//Rise in accidents involving goods vehicles

Rise in accidents involving goods vehicles

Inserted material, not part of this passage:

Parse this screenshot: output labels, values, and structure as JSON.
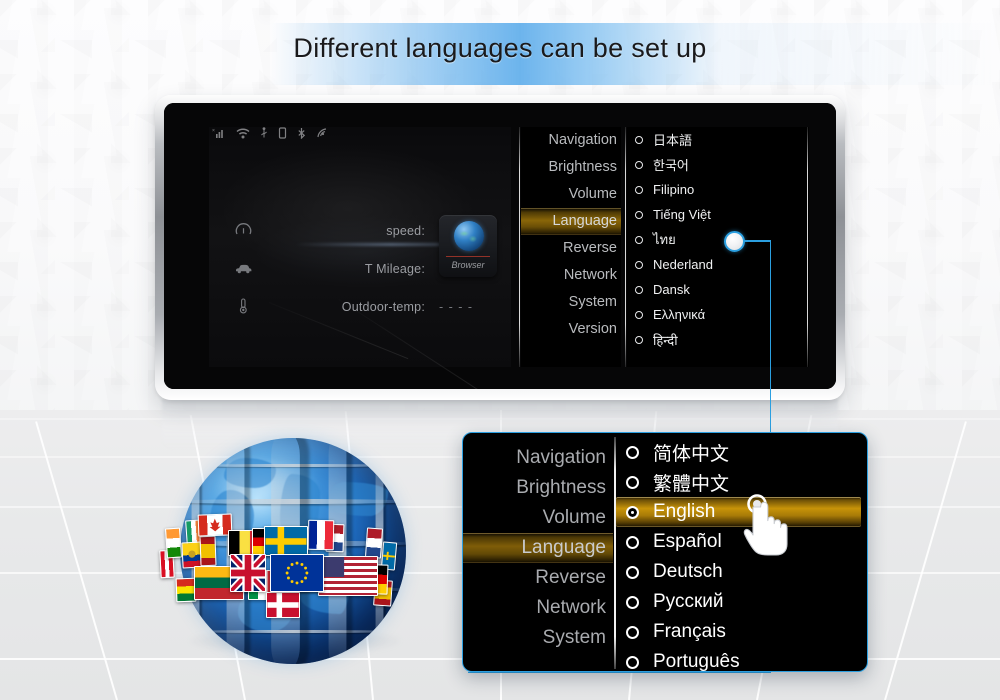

The Hindu / Jan 09, 2006 / Call for stern measures to curb accidents // THIRUVANANTHAPURAM: Rash and negligent driving, overloading, lack of awareness among drivers about safety precautions to be followed while transporting of goods and lack of enforcement from the law-enforcing agencies have resulted in an uptrend in accidents involving goods vehicles. The death of 10 passengers of a KSRTC bus recently in an accident involving a tipper lorry near Changanassery and several accidents in other districts show the gravity of the problem and calls for stern measures from the law-enforcing authorities. Accidents involving passenger and goods vehicles are on the increase. About 3,700 accidents involving goods vehicles are being registered a year. As many as 2.12 lakh goods vehicles of various capacity ranging from one tonne to 20 tonnes ply on the roads. The construction boom has led to a significant increase in goods movement such as cement, steel and sand. The construction industry goes for heavier and bigger size vehicles to generate profit from the business. These vehicles do not “jell well” with passenger transport vehicles in narrow and congested roads. Kerala has a higher per capita availability of goods vehicles as compared to other States. Chief Project Coordinator of National Transportation Planning and Research Centre (Natpac), Mahesh Chand, says the safety record of goods vehicles is poor. An analysis of the traffic data shows that maximum number of goods vehicle collisions is with passenger vehicles. Actual collisions of two goods vehicles are quite low, which shows incompatibility of goods and passenger traffic. Central districts are found to have higher values for most of the goods vehicle accident indicators. Idukki, Wayanad, Kozhikode, Malappuram and Pathanamthitta districts have exhibited the characteristics of unsafe goods transport system, as almost all the indicators have very high value. A high percentage of goods vehicle accidents are “side swipe” caused due to insufficient road width. Moreover, goods vehicles ply without frequent stops and tend to have higher speed than stage carriers. Overloading and lack of safety precautions in transporting materials are the other reasons for accidents. Drivers of goods vehicles are found to suffer from lack of sleep and exposed to higher occupational hazards. Long working hours and hard work often reduce their reflex action and they tend to be aggressive drivers as happened in Changanassery. The Natpac official says the centre of gravity of tipper lorries is very high and the momentum is also very high due to high mass. This increases the severity of accidents in which tipper lorries are involved. As the platform of the tipper is higher than that of the bus, passengers in the bus are likely to be killed in case of “swipe accidents.” Following the spate of accidents involving tipper lorries in the capital, the traffic police had issued notice to all owners of the vehicles that they will also be made co-accused in case of an accident. “This step has helped the police in a big way as the over-speeding of the tipper lorries has come down. Moreover, no accident involving tippers had been reported after the notices were served,” says M. Radhakrishnan Nair, CI (Traffic, North). Dr. Chand says the drivers of heavy vehicles need to be trained on various aspects such as safe ways of overtaking and turning